Friday, October 05, 2012

Shouts of Joy

Early this morning I read:  "Sing aloud to God our strength; shout for joy; raise a song; sound the tambourine, the sweet lyre with the harp.  Blow the trumpet at the new moon, at the full moon...I delivered you!  I will sing of the steadfast love of the Lord forever; with my mouth I will make known your faithfulness to all generations...I will establish your offspring forever, and build your throne for all generations.  Let the heavens praise your wonders, O Lord...Blessed are the people who know the festal shout, who walk, O Lord, in the light of your face, who exult in your name all the day!"  

My son Damien called.  His daughter is born this day!  Jordan Dorey.  We love you already, precious child!

Thursday, October 04, 2012

Busy with School

People say you can tell a family home schools by the projects lying all over the place in various stages of progress.  It's a mess!  That's our house.  Right now several little plastic tubs of stagnant pond water adorn the counter and a microscope is plugged in right next to the kitchen table.  Pond scum is percolating outside the back door, green slime soaking up the sunshine.  Liana had seeds in little dishes trying to germinate in their various habitats around the house, including the refrigerator.  Now the survivors have been planted in containers all in a row on a sunny window sill, Liana hovering over them like a nervous mother. 

Liana also has to collect, name and display 20 leaf specimens for her botany class and some of them at this moment are pressed under stacks of heavy books, the unidentified mystery leaves shriveling crisp and brown on the dining room table.  If she doesn't know their names, they get tossed, I guess.  Today I will help her iron wax paper to the perfect, flat leaves and she will cleverly think of a way to mount them.  

Our house is cluttered with books of all sorts--right now I can see Hamlet, Microscopic Life, and Trees of North America.   Scattered around them are papers upon papers, including Arielle's colorful drawings of her lab report, colored pencils left out.  Then there are the notebooks and the workbooks and the math CDs and Spanish worksheets and the textbooks.  My house is rarely neat, and often chaotic, but who would want a different life?  Certainly not me.

A week ago we all went to a nearby park and with a soup ladle attached to a big stick with electrical tape, Fred scooped up slimy, green pond scum.  He also pulled up some deeper water and we put them in four little containers and fed our samples some food to make our cultures--hay, rice, soil and egg yolk.  We kept these at home in a shoebox about four days, each getting stinkier by the hour. 

We were certainly rewarded for our hard work!  We made slides and observed numerous microscopic creatures.  The more we watched, the more we saw!  It was fascinating!  To our delight (and horror!) we found a "huge" transparent larvaIt looked like a big, hairy monster, with a hook on its face reaching out to other creatures, all from its tiny drop of water.  The amazing thing is that if you looked at the slide you could see nothing.  Yet here in the microscopic world, a myriad of organisms go about their business of eating and swimming and whatever else these creatures do. 

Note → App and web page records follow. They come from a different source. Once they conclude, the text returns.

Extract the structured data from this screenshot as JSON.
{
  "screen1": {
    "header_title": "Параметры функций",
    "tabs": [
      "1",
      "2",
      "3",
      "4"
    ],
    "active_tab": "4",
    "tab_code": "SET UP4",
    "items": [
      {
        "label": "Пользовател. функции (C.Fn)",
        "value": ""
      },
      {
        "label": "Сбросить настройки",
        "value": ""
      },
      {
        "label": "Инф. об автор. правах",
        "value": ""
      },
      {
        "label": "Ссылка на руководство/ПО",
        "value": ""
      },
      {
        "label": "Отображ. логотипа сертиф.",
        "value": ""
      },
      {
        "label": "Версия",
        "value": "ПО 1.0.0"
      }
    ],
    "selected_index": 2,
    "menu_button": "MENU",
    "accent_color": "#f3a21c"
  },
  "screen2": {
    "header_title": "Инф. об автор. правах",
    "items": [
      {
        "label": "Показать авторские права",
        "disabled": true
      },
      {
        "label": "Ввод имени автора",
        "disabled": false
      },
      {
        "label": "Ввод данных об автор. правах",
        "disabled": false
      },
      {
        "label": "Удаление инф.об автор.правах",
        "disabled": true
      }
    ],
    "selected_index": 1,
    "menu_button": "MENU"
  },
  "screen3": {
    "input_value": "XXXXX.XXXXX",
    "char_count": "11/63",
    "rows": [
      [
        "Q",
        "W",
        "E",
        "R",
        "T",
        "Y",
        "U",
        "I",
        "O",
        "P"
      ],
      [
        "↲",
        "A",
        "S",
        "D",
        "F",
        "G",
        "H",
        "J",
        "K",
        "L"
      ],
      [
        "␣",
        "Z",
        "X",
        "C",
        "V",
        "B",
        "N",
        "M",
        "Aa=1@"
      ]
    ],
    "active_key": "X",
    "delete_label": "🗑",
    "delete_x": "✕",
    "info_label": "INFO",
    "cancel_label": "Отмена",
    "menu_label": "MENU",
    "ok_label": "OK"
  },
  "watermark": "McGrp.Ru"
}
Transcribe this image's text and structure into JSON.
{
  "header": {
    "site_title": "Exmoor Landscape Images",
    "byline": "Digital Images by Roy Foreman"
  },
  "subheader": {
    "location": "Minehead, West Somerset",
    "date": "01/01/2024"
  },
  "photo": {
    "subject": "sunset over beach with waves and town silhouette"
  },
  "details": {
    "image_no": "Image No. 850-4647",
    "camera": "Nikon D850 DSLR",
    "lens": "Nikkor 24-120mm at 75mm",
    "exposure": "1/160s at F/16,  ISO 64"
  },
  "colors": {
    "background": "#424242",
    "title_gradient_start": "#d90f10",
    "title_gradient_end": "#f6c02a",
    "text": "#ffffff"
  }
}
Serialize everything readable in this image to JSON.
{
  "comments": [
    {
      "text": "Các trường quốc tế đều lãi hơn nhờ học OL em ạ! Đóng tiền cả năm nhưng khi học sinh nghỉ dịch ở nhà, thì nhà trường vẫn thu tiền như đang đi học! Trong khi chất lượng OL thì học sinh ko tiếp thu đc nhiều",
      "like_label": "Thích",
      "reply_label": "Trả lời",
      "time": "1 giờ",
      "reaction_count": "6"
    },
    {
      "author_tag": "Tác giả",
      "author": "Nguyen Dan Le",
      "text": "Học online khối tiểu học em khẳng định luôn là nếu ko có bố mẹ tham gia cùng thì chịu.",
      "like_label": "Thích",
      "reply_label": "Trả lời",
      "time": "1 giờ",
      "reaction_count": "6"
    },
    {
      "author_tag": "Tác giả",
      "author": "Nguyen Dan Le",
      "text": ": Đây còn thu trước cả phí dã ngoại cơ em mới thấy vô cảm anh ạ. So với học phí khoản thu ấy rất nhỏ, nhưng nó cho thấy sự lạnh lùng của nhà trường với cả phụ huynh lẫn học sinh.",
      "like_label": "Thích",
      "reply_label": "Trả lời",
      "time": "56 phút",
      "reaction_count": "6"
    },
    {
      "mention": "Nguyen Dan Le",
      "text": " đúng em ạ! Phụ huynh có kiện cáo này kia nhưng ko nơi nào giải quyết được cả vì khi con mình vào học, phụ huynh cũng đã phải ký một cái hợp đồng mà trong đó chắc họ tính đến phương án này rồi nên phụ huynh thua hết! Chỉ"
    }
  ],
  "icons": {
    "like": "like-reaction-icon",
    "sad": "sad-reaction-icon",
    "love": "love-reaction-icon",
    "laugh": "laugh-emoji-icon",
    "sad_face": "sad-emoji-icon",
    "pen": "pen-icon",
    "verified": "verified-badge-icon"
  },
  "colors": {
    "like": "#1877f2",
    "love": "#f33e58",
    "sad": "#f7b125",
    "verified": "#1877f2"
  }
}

The year is just beginning.  What other new discoveries will we find?  Would I be observing microscopic life or discussing Shakespeare or gathering leaves if not for my girls?  How boring life would be!  Sometimes I long for the school days when we cuddled on the couch with a good read-aloud or made projects of sculpy clay and paint.  But these new adventures will later be memories we hold dear in our hearts.  And then one day it will all be over and the girls will be grown up.  I want to hold on to these days forever.